- _What is needed_
Scan the material for the word "operations", and copy each line where it shows up.

- _Materials provided_

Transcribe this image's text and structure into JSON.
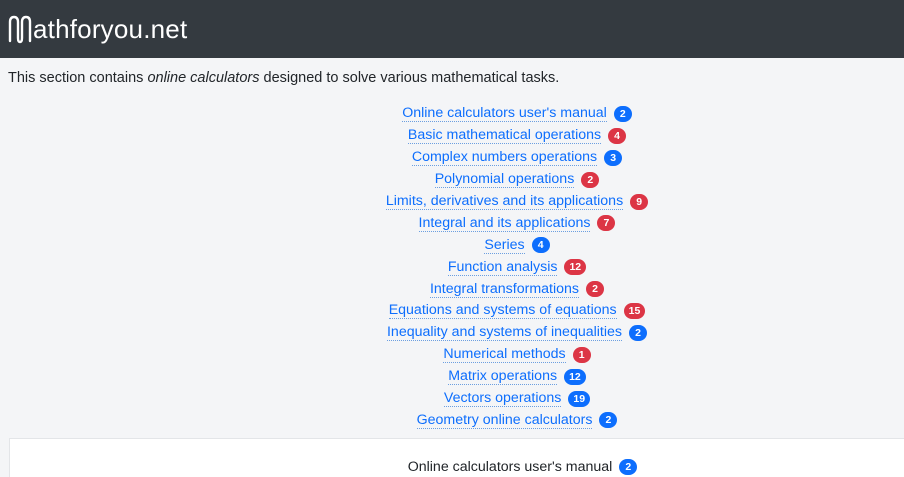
{
  "header": {
    "logo_text": "athforyou.net",
    "background": "#343a40"
  },
  "intro": {
    "before": "This section contains ",
    "emphasis": "online calculators",
    "after": " designed to solve various mathematical tasks."
  },
  "categories": [
    {
      "label": "Online calculators user's manual",
      "count": "2",
      "color": "blue"
    },
    {
      "label": "Basic mathematical operations",
      "count": "4",
      "color": "red"
    },
    {
      "label": "Complex numbers operations",
      "count": "3",
      "color": "blue"
    },
    {
      "label": "Polynomial operations",
      "count": "2",
      "color": "red"
    },
    {
      "label": "Limits, derivatives and its applications",
      "count": "9",
      "color": "red"
    },
    {
      "label": "Integral and its applications",
      "count": "7",
      "color": "red"
    },
    {
      "label": "Series",
      "count": "4",
      "color": "blue"
    },
    {
      "label": "Function analysis",
      "count": "12",
      "color": "red"
    },
    {
      "label": "Integral transformations",
      "count": "2",
      "color": "red"
    },
    {
      "label": "Equations and systems of equations",
      "count": "15",
      "color": "red"
    },
    {
      "label": "Inequality and systems of inequalities",
      "count": "2",
      "color": "blue"
    },
    {
      "label": "Numerical methods",
      "count": "1",
      "color": "red"
    },
    {
      "label": "Matrix operations",
      "count": "12",
      "color": "blue"
    },
    {
      "label": "Vectors operations",
      "count": "19",
      "color": "blue"
    },
    {
      "label": "Geometry online calculators",
      "count": "2",
      "color": "blue"
    }
  ],
  "section": {
    "title": "Online calculators user's manual",
    "count": "2"
  },
  "colors": {
    "link": "#0d6efd",
    "badge_blue": "#0d6efd",
    "badge_red": "#dc3545"
  }
}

- _Task output_
      "label": "Basic mathematical operations",
      "label": "Complex numbers operations",
      "label": "Polynomial operations",
      "label": "Matrix operations",
      "label": "Vectors operations",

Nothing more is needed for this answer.